Work instructions: Take each line in the entries below that holds "number" and show it.

Supplied material:
>>>>>

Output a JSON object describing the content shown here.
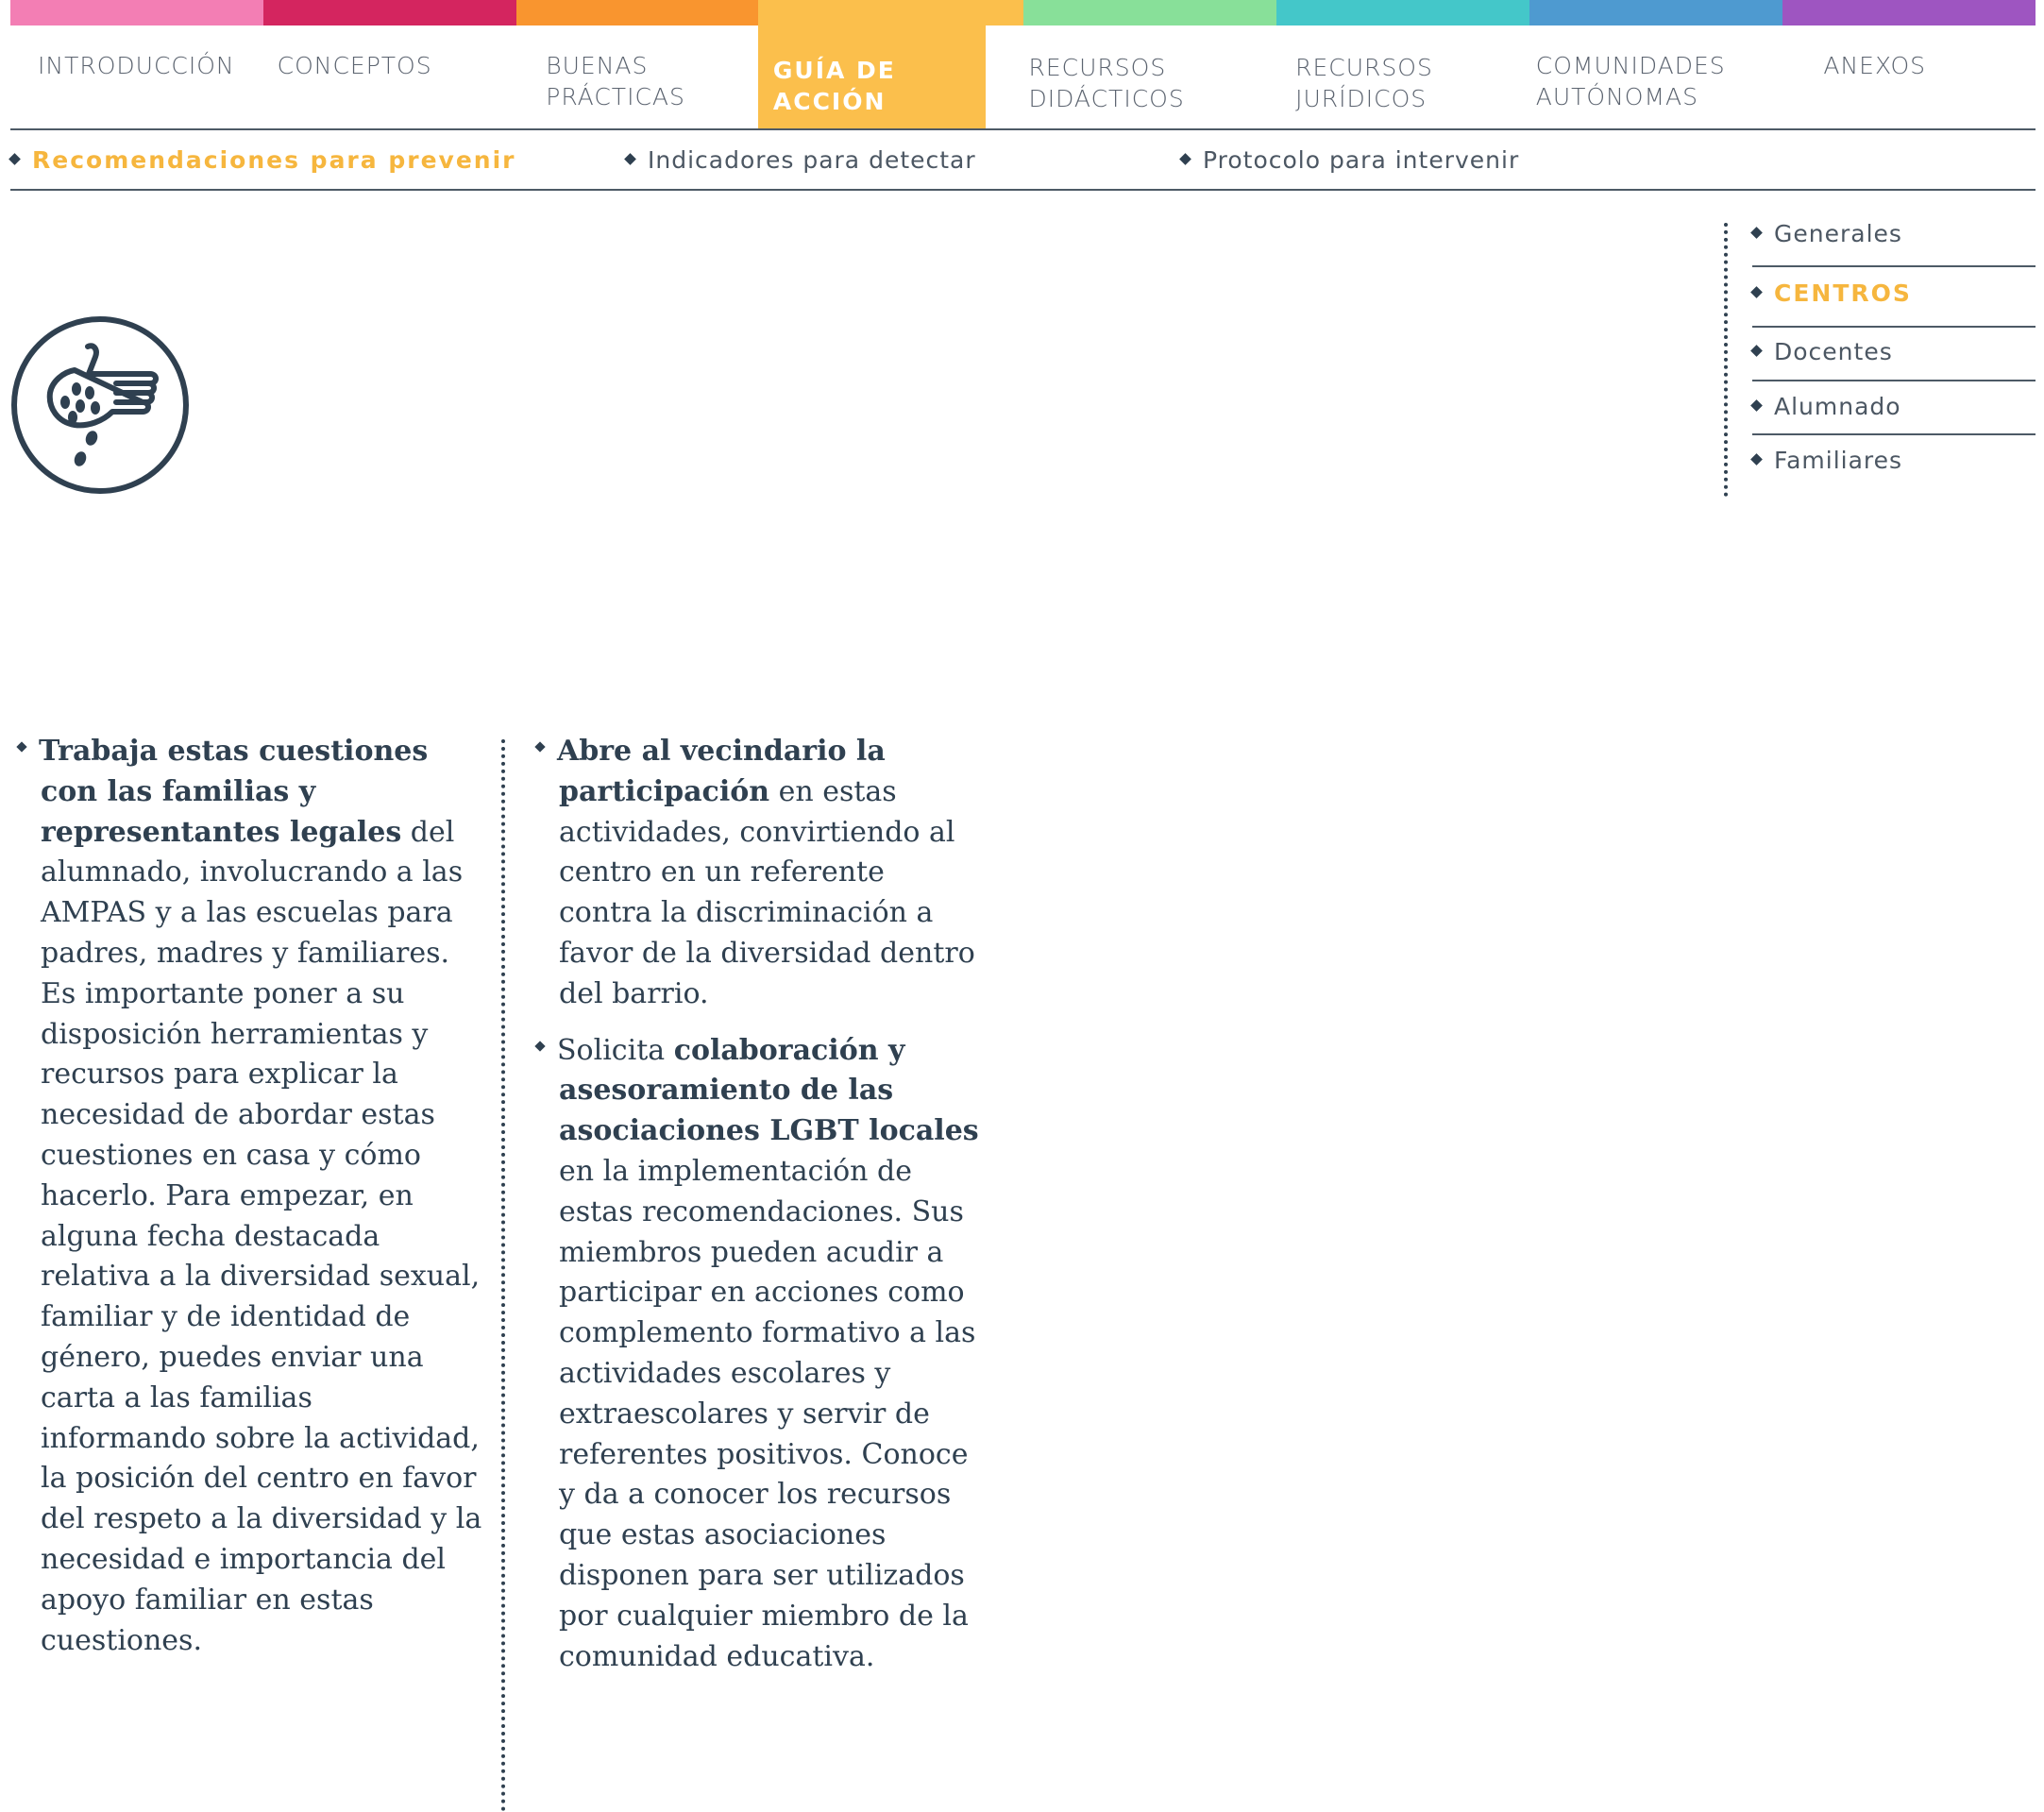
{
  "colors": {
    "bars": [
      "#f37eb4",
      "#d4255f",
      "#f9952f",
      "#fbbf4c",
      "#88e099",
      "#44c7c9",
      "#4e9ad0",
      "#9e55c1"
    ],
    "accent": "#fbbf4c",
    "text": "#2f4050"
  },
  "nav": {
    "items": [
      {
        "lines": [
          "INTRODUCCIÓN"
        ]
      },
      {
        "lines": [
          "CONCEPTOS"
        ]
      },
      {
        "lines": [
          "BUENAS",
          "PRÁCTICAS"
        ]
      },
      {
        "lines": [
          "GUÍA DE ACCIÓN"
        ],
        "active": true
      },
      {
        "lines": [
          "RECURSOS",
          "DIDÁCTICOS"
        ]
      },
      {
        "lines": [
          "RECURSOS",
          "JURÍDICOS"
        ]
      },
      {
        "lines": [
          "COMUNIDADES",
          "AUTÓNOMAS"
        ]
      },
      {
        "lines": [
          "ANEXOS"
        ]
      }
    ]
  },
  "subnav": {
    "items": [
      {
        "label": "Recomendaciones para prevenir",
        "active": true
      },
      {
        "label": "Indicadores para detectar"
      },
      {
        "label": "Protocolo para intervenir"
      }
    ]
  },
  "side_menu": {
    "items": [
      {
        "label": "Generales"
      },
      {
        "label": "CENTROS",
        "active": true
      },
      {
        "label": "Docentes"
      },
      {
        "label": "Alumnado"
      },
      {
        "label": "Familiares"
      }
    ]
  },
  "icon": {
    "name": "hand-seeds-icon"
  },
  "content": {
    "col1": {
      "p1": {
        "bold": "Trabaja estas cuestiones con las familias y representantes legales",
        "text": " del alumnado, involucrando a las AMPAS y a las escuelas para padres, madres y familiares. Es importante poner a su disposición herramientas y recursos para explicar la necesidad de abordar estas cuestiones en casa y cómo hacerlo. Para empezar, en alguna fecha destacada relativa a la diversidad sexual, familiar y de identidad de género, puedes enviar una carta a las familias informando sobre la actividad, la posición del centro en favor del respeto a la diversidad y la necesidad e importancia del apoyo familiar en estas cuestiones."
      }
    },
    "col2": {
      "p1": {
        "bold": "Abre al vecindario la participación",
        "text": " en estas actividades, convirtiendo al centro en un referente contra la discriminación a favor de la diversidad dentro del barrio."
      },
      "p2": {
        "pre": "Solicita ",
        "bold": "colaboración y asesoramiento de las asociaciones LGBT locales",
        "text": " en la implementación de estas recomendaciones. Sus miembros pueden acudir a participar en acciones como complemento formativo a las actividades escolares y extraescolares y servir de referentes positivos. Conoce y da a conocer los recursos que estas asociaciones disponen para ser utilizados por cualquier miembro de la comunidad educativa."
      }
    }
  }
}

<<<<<
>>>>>

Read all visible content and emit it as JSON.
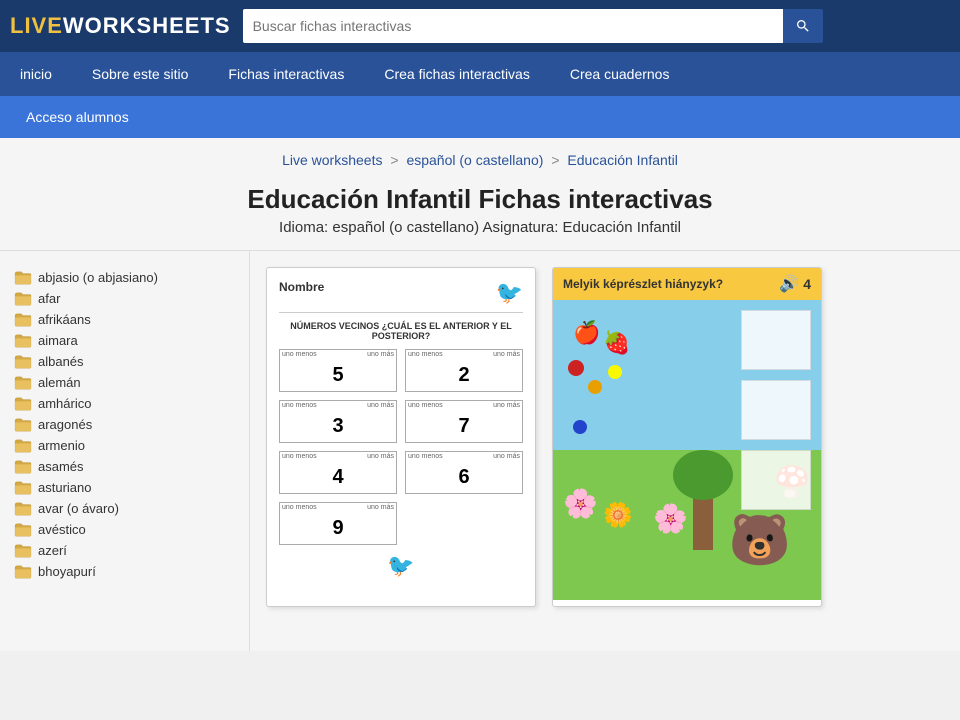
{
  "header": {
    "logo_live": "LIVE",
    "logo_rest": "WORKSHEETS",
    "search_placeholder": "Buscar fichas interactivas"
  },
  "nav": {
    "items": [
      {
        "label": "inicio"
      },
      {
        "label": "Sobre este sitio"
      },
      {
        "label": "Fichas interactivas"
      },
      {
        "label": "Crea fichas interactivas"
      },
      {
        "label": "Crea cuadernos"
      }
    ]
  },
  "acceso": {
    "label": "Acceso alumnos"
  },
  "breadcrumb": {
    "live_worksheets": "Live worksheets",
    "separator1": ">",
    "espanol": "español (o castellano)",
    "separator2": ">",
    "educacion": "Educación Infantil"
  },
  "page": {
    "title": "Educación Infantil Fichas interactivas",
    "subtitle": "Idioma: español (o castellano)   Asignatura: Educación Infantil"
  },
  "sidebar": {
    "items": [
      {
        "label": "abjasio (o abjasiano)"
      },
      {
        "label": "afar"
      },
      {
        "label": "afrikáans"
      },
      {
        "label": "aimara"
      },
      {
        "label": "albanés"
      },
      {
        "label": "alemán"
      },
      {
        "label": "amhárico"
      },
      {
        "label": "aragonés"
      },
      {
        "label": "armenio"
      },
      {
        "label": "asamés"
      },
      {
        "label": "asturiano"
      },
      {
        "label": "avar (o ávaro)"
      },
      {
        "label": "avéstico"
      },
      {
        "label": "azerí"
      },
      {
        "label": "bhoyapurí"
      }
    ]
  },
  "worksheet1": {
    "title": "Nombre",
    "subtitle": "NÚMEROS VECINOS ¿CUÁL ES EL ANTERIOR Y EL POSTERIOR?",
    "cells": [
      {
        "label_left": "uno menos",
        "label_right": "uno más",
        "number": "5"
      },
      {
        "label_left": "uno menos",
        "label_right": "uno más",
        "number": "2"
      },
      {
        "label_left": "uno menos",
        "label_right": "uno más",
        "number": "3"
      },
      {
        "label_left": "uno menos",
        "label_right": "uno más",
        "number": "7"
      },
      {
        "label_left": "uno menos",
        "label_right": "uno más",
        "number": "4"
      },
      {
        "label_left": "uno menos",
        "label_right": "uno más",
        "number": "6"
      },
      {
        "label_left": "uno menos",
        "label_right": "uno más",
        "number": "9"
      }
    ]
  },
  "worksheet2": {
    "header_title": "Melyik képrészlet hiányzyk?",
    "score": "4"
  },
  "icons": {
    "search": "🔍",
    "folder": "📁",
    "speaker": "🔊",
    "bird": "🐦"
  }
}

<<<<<

Exercise output:
        "number": "5"
        "number": "2"
        "number": "3"
        "number": "7"
        "number": "4"
        "number": "6"
        "number": "9"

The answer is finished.